About a half hour later, the bus took a turn down a dirt road, off the paved highways and away from the familiar. Father Pawel told us that we were on the road that went from Jerusalem to Jericho, and reminded us what had happened on this road two millennia before. As Jesus had told the story, this path was not one to be traveled alone, lest a band of thugs leave you lying on the road, dying in the sun.

The bus stopped and we were invited to take a walk. There were some Bedouins selling their wares on the side of the road and Fr. Pawel joked, “Special deal, just for you,” as we headed up the hill. After a few hundred feet, we crested the hill and gasped.

We were in the Judean Desert. Nothing for miles around us but hillsides of sand and rocks. But before us, as if in a movie, was a monastery cut into the vast ravine that lie just ahead. To fall into the space between where we stood and this magnificent edifice would kill you so we stood in silence on our side of the valley taking it all it.

There was no noise. No airplanes or passing cars. No clicks of the cameras or tweets being sent. Nothing.

Then Fr. Pawel pointed out an aqueduct, built by the Romans and still carrying water today. It was cut into the hillside and brings water from the springs to Jerusalem. Once he mentioned the water, you could not un-hear it. The silence was now broken by the deafening sound of running water as it poured down the path it had followed for centuries, past one loan tree, the only sign of life in this barren land.

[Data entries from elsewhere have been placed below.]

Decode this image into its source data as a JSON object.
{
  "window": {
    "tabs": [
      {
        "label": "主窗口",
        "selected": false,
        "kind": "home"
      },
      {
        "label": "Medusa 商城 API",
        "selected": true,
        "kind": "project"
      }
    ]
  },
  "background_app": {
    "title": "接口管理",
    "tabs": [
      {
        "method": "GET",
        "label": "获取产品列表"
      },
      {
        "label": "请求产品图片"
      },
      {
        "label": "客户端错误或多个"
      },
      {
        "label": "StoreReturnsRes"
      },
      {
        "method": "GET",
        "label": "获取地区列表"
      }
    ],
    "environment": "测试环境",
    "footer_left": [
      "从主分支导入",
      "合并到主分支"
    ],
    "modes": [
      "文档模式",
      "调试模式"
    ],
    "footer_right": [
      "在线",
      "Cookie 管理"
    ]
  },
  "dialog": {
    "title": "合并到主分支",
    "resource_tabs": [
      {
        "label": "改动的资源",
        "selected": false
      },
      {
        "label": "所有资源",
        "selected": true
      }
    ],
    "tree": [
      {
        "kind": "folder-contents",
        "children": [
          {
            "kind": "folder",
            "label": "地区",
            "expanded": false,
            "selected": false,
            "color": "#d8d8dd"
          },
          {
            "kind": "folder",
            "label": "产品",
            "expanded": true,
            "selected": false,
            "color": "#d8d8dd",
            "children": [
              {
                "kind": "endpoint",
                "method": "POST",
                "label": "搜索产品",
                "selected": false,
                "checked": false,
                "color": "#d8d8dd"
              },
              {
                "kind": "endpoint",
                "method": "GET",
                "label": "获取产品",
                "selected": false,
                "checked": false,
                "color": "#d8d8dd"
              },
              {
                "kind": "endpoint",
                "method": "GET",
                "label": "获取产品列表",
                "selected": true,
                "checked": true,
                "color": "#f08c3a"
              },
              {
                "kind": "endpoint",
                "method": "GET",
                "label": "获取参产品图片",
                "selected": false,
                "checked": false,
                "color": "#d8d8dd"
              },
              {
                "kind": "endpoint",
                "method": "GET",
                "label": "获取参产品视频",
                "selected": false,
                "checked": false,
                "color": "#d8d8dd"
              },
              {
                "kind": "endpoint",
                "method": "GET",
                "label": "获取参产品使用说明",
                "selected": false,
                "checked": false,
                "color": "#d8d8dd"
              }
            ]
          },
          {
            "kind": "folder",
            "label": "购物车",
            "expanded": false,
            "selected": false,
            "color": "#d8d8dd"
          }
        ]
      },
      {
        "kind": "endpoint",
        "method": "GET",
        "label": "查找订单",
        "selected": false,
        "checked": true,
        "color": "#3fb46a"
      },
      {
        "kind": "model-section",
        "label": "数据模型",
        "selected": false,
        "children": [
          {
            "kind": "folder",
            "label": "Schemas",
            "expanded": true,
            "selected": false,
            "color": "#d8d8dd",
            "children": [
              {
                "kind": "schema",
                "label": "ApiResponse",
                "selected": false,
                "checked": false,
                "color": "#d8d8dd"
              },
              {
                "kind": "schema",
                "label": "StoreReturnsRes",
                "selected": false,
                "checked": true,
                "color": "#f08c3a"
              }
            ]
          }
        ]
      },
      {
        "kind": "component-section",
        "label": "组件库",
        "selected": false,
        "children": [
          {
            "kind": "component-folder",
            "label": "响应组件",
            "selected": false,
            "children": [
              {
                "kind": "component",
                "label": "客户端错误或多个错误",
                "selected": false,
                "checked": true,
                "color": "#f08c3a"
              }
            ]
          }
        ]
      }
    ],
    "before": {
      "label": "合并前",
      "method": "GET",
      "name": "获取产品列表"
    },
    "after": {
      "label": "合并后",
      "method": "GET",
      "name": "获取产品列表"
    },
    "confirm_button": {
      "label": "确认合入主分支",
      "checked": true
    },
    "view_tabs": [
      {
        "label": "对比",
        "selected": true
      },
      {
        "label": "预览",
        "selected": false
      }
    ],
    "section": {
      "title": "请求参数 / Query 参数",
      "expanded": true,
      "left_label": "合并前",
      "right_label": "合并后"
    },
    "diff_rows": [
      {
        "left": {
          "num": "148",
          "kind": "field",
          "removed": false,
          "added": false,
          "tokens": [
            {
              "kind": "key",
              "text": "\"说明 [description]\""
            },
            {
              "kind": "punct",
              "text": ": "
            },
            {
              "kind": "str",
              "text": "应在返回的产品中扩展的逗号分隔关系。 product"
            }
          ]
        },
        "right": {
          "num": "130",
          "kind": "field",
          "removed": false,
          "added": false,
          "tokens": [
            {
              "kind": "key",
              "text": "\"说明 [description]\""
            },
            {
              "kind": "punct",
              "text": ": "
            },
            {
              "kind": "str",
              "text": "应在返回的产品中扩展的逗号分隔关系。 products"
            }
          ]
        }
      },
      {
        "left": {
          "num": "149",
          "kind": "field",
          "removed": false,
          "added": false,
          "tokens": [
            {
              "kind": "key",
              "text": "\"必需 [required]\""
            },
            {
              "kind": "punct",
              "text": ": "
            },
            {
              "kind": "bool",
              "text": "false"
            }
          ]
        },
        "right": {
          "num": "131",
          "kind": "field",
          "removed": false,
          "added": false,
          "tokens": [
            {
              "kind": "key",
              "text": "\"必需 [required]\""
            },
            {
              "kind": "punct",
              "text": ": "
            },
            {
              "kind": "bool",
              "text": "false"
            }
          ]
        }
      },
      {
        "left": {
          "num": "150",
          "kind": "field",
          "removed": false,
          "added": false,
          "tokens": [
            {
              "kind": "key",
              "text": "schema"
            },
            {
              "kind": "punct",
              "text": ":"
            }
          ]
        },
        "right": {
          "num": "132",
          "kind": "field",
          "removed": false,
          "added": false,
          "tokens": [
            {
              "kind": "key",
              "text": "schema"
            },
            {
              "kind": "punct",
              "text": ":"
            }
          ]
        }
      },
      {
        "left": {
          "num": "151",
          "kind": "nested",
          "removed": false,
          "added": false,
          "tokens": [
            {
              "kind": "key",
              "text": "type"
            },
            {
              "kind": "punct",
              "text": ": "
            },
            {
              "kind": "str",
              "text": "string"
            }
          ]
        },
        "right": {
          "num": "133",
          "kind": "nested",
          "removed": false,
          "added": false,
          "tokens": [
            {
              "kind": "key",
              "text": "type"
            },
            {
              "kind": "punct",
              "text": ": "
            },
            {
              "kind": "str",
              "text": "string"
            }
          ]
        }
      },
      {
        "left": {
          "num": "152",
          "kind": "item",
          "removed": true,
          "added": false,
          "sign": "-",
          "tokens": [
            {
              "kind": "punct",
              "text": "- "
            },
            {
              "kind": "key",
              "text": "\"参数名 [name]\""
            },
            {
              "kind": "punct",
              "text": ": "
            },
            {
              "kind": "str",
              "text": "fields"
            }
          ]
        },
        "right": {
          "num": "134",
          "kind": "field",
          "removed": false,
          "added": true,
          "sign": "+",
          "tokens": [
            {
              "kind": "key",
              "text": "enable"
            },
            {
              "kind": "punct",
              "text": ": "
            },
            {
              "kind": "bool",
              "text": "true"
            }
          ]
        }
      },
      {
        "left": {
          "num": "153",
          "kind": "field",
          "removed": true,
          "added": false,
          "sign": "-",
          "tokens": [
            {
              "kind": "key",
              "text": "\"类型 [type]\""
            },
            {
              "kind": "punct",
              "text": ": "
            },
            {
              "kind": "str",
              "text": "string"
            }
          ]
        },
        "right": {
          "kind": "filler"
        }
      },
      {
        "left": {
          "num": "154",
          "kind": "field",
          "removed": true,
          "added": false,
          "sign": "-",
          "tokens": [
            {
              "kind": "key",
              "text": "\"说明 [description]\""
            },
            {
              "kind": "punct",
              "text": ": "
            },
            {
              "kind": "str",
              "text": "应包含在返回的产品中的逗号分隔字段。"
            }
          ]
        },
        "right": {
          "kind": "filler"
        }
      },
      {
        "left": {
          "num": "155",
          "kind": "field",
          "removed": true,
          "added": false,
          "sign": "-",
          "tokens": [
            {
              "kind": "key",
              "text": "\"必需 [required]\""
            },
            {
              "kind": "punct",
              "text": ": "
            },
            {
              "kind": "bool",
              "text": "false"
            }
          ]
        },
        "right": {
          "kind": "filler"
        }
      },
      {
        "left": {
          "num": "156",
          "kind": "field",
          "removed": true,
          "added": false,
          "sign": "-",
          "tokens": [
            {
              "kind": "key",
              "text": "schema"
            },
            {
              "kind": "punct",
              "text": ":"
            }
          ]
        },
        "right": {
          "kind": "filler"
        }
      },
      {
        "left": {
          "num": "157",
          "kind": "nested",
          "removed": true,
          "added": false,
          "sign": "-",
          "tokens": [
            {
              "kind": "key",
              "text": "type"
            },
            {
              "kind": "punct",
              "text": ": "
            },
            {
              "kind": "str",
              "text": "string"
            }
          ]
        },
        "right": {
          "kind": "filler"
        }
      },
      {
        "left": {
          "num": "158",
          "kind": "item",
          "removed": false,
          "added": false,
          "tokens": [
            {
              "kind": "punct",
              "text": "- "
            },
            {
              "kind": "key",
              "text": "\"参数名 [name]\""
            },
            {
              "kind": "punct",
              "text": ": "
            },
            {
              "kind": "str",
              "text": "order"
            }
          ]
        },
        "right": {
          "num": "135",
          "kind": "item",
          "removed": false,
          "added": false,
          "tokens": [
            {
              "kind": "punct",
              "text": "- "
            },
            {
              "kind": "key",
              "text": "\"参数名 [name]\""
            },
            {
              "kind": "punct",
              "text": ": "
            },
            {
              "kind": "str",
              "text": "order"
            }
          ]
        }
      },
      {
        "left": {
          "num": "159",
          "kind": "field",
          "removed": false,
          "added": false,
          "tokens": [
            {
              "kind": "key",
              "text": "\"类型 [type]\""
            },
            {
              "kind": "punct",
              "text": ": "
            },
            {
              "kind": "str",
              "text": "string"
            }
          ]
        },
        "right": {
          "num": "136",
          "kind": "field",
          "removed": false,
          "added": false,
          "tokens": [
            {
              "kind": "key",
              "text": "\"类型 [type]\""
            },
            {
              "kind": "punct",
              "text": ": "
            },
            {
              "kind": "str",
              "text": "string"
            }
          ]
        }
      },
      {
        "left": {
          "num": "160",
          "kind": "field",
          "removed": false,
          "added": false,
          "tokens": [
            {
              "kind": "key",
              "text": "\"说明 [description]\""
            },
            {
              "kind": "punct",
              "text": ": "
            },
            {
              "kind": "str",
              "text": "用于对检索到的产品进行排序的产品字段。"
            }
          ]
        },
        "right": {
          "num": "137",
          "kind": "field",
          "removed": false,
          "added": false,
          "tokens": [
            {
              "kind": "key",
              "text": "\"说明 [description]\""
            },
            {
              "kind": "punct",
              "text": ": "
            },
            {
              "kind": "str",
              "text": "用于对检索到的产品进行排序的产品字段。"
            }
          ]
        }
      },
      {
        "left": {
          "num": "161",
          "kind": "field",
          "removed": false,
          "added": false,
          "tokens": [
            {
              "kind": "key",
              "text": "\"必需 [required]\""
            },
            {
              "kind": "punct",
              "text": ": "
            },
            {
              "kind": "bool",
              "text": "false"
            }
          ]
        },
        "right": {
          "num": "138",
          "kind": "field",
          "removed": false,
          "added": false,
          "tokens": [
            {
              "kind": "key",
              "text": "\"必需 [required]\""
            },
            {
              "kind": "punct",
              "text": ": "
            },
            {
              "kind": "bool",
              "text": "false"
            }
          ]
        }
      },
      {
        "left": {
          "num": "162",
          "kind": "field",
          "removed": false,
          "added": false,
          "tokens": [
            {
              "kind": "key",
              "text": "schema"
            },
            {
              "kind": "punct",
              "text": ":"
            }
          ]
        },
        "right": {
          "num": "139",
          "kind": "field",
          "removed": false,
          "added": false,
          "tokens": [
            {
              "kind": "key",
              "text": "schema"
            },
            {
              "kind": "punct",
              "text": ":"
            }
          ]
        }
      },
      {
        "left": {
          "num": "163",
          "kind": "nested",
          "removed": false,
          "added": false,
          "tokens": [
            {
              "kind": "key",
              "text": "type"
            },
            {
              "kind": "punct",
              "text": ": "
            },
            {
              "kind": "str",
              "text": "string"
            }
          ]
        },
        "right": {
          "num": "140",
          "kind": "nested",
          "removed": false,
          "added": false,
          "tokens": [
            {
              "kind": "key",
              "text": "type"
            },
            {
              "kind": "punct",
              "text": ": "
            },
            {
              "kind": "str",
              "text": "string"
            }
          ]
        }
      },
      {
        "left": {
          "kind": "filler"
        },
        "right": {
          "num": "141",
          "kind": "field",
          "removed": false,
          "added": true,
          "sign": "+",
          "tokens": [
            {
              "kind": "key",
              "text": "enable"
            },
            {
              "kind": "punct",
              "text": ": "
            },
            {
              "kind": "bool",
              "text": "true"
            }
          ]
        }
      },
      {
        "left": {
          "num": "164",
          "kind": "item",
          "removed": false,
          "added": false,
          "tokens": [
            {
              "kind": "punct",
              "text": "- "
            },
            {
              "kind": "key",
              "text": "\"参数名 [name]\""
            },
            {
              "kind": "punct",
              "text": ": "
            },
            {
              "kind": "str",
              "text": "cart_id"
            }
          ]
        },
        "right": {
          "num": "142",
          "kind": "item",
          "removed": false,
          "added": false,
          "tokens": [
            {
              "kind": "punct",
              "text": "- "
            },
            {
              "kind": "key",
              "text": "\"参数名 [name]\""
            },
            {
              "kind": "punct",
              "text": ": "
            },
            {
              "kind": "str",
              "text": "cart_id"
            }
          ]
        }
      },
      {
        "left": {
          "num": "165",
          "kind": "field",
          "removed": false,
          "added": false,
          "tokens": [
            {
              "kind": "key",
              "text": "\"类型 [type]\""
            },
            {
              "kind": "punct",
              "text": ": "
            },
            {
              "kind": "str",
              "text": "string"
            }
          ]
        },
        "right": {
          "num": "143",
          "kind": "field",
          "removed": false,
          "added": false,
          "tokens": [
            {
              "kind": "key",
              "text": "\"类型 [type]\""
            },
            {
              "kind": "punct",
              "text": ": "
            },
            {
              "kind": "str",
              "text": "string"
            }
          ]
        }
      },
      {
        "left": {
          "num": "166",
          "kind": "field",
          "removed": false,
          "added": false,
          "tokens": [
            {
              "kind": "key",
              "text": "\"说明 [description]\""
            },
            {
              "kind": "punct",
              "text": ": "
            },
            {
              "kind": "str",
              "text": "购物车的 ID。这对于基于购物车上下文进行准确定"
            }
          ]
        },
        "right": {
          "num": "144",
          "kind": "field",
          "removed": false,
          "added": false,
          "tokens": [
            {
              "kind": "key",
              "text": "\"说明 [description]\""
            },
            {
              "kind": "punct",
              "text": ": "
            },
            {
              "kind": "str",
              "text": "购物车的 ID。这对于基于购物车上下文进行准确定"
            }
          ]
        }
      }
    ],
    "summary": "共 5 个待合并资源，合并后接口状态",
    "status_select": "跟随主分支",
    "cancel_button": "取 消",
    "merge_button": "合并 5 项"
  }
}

We spent about thirty minutes in prayer just taking it all in.

I think it might be the last time I experienced such quiet.

As we boarded the bus and headed back to the main road, I kept thinking about wonder and awe. Nobody seems amazed by anything anymore. We seem to have lost our sense of astonishment. Perhaps that is why the experience of the eclipse last summer was so memorable for my children; it was awesome in the truest sense of the word.

This week, find something remarkable. Be awed by something, not because you cannot believe how idiotic or mundane it is, but because it reminds you of the presence of a God who never lets go.

Let the waters of wonder and awe wash over you this week and stand still.

Stand. Still.

(Then, you should have some ice cream. Being amazed can make you hungry.)

Words to Live By

Politics is in the news these days and whether you live in a red or blue state, vote right or left and somewhere in the middle, it is hard to avoid the noise coming out of the nation’s capital.

When I was in the Holy Land, the Dominican who guided us said something that has been on my mind these last few days. As we visited the Mount of Beatitudes, he asked the group if we could recite any words to the US Constitution. A few knew how it started, “We the People of the United States, in order to form a more perfect Union, establish justice, insure domestic tranquility, provide for the common defense….” Then the voices trailed off.

Though no one could say much more, we knew the gist of it and could certainly explain what the Constitution did, its place in history, and why it was still important.

But that Father Paul threw us a curve. How many could recite the Beatitudes? We had just read Matthew 5:3-12 and yet few of us could remember more than a few of the eight in the list.

“We remember what guides a country, but not what guides our faith,” Father Paul challenged. He likened the Beatitudes to our own constitution. That got me thinking. By definition, a constitution is “a body of fundamental principles or established precedents,” so doesn’t it stand to reason that the Beatitudes are just that – fundamental principles of our Catholic faith?

Take some time this week and read Matthew, chapter five. See how many you can commit to memory (I’m up to six). Think about what each teaches. Imagine what it must have been like to be challenged by those words two thousand years ago.

As the good bishop, Fulton Sheen, once said, “If you do not live what you believe, you will end up believing what you live.” Maybe living what we believe begins with knowing what we believe.

Now there’s a lesson our politicians could certainly use.



(photo taken looking from the Church of the Beatitudes down the mountain)